##### DATASET CONTENT

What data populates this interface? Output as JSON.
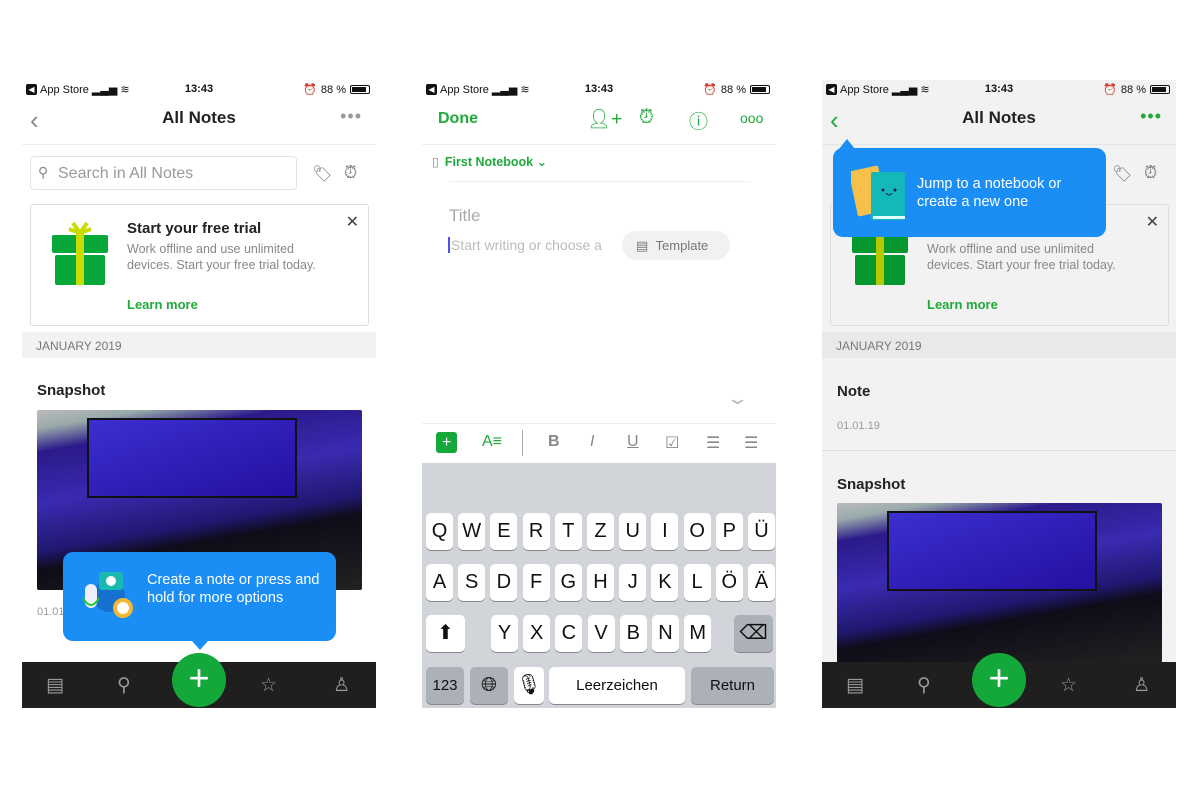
{
  "status": {
    "carrier": "App Store",
    "time": "13:43",
    "battery": "88 %"
  },
  "screen1": {
    "title": "All Notes",
    "search_placeholder": "Search in All Notes",
    "promo": {
      "title": "Start your free trial",
      "body": "Work offline and use unlimited devices. Start your free trial today.",
      "link": "Learn more"
    },
    "section": "JANUARY 2019",
    "note": {
      "title": "Snapshot",
      "date": "01.01.19"
    },
    "tooltip": "Create a note or press and hold for more options",
    "fab": "+"
  },
  "screen2": {
    "done": "Done",
    "notebook": "First Notebook",
    "title_placeholder": "Title",
    "body_placeholder": "Start writing or choose a",
    "template": "Template",
    "keyboard": {
      "row1": [
        "Q",
        "W",
        "E",
        "R",
        "T",
        "Z",
        "U",
        "I",
        "O",
        "P",
        "Ü"
      ],
      "row2": [
        "A",
        "S",
        "D",
        "F",
        "G",
        "H",
        "J",
        "K",
        "L",
        "Ö",
        "Ä"
      ],
      "row3": [
        "Y",
        "X",
        "C",
        "V",
        "B",
        "N",
        "M"
      ],
      "numbers": "123",
      "space": "Leerzeichen",
      "return": "Return"
    }
  },
  "screen3": {
    "title": "All Notes",
    "tooltip": "Jump to a notebook or create a new one",
    "promo": {
      "body": "Work offline and use unlimited devices. Start your free trial today.",
      "link": "Learn more"
    },
    "section": "JANUARY 2019",
    "notes": [
      {
        "title": "Note",
        "date": "01.01.19"
      },
      {
        "title": "Snapshot"
      }
    ]
  },
  "colors": {
    "accent": "#1faa3b",
    "tooltip": "#1a8ef5",
    "tabbar": "#1f1f1f"
  }
}
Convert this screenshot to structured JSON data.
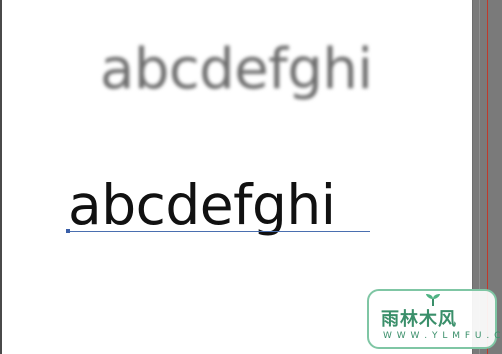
{
  "canvas": {
    "blurred_sample": "abcdefghi",
    "sharp_sample": "abcdefghi"
  },
  "watermark": {
    "title": "雨林木风",
    "subtitle": "W W W . Y L M F U . C O M",
    "brand_color": "#3a8f6a"
  },
  "colors": {
    "canvas_bg": "#ffffff",
    "guide_line": "#c0392b",
    "baseline": "#4a6fb0"
  }
}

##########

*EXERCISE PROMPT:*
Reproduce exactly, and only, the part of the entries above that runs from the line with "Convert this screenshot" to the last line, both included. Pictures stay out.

*TASK SOLUTION:*
Convert this screenshot to structured JSON data.
{
  "canvas": {
    "blurred_sample": "abcdefghi",
    "sharp_sample": "abcdefghi"
  },
  "watermark": {
    "title": "雨林木风",
    "subtitle": "W W W . Y L M F U . C O M",
    "brand_color": "#3a8f6a"
  },
  "colors": {
    "canvas_bg": "#ffffff",
    "guide_line": "#c0392b",
    "baseline": "#4a6fb0"
  }
}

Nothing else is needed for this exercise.